--- PROVIDED RECORDS Enclosed Below ---

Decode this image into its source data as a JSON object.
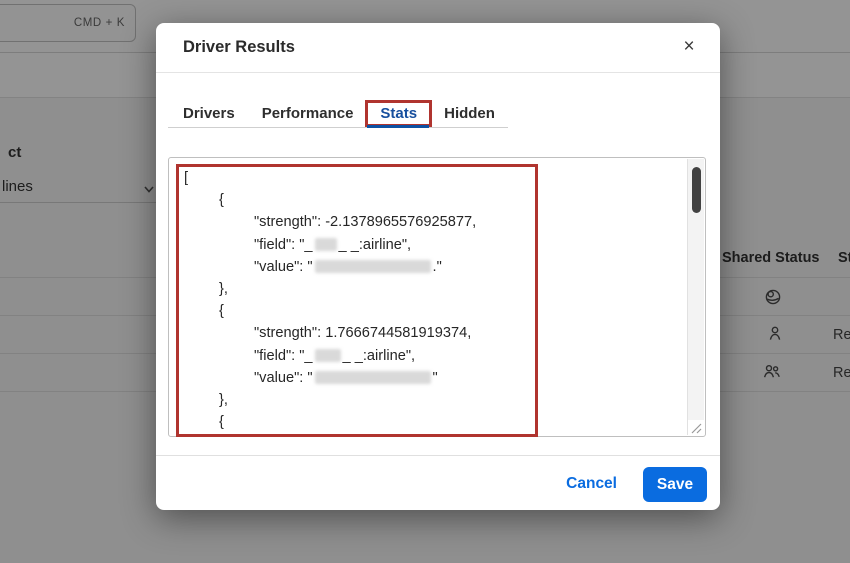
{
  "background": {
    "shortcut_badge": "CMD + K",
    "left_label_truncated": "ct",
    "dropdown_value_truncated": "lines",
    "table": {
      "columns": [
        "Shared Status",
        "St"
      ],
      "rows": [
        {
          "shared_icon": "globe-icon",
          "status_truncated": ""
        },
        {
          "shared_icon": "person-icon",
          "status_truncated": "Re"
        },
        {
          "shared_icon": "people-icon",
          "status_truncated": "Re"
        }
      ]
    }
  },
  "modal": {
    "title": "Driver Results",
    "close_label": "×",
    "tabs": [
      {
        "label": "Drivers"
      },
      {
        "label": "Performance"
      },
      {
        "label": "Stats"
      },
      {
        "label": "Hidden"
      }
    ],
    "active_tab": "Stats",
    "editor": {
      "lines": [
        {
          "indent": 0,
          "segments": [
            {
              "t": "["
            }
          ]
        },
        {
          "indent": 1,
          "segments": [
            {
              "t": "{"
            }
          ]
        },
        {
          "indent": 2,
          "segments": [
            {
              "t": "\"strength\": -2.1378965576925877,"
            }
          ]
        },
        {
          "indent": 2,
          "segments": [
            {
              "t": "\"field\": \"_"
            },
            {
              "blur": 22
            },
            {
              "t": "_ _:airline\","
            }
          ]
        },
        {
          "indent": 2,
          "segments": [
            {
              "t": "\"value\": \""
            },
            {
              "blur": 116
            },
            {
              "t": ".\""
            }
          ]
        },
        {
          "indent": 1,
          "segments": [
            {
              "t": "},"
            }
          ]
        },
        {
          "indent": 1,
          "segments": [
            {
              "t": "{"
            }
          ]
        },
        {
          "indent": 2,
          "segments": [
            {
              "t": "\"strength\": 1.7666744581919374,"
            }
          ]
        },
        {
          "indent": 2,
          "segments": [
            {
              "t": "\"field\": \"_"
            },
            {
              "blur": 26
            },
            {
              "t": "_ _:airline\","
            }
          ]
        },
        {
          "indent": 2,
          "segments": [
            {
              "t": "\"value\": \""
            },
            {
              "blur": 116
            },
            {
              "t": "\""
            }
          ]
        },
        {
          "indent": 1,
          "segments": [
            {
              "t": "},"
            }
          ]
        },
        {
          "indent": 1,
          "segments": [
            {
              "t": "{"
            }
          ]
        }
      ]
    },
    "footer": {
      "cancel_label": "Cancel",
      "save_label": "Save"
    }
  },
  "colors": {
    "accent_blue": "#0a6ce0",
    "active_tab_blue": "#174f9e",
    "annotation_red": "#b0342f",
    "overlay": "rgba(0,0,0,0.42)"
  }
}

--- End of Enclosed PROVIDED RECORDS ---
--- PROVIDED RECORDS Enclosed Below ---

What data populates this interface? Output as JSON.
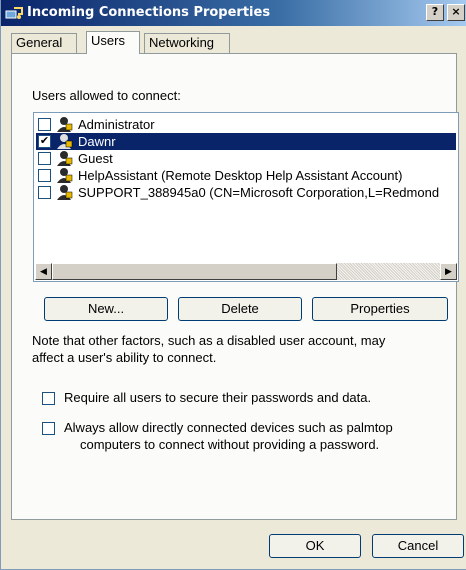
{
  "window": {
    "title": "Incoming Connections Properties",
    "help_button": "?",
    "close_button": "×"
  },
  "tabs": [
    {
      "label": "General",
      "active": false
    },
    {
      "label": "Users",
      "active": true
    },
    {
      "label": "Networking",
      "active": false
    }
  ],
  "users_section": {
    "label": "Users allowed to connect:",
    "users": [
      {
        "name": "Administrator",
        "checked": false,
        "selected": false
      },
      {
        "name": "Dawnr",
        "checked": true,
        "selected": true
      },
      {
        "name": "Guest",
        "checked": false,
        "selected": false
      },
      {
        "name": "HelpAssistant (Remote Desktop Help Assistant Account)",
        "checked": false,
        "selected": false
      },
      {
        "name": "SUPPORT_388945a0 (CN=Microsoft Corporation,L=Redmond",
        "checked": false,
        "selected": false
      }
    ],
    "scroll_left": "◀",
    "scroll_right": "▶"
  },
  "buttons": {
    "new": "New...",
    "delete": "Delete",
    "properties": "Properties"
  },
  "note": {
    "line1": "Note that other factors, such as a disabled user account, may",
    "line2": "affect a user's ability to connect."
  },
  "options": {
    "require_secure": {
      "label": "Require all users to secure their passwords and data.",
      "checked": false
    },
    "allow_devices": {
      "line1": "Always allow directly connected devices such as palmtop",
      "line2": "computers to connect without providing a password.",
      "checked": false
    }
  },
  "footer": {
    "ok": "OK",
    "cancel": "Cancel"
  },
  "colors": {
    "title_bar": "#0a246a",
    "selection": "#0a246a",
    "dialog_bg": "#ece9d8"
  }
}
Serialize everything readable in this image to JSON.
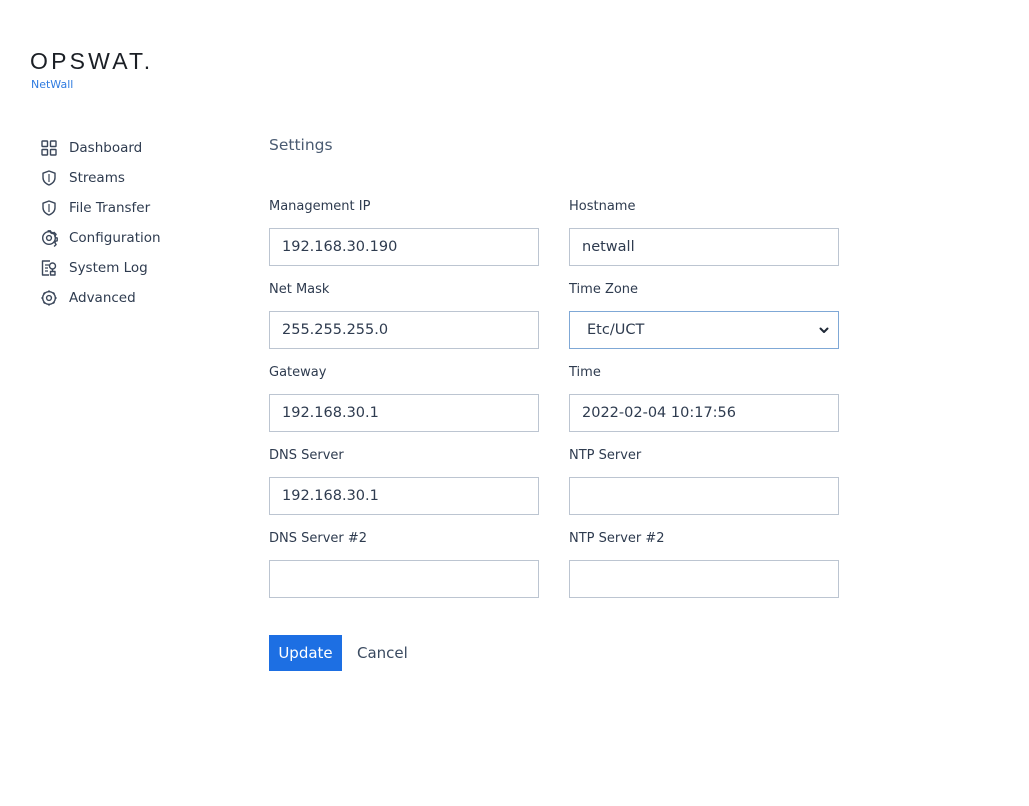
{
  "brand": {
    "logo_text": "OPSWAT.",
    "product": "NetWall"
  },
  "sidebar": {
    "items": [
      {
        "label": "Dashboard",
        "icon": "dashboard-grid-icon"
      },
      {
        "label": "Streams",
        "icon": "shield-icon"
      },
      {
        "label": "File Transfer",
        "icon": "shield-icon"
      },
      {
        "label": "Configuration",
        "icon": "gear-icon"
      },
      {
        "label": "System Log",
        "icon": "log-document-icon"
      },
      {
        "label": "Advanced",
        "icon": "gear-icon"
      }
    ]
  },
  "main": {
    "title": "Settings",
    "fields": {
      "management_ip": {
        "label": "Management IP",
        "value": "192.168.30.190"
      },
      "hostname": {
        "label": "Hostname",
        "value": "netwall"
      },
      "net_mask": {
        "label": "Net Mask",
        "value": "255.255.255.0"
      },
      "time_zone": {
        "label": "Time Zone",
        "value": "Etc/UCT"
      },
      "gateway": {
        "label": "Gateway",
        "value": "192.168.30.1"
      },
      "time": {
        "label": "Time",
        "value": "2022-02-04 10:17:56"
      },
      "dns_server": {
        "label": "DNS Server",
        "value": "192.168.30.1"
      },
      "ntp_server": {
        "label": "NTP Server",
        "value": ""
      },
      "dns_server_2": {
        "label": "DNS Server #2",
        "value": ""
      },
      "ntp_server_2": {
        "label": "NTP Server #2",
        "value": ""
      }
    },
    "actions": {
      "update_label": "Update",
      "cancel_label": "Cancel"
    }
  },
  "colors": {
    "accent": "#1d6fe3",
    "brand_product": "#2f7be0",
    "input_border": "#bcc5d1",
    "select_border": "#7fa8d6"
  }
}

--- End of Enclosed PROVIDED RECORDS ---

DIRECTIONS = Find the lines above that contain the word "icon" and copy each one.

SOLVED PROBLEM =
          "shared_icon": "globe-icon",
          "shared_icon": "person-icon",
          "shared_icon": "people-icon",
        "icon": "dashboard-grid-icon"
        "icon": "shield-icon"
        "icon": "shield-icon"
        "icon": "gear-icon"
        "icon": "log-document-icon"
        "icon": "gear-icon"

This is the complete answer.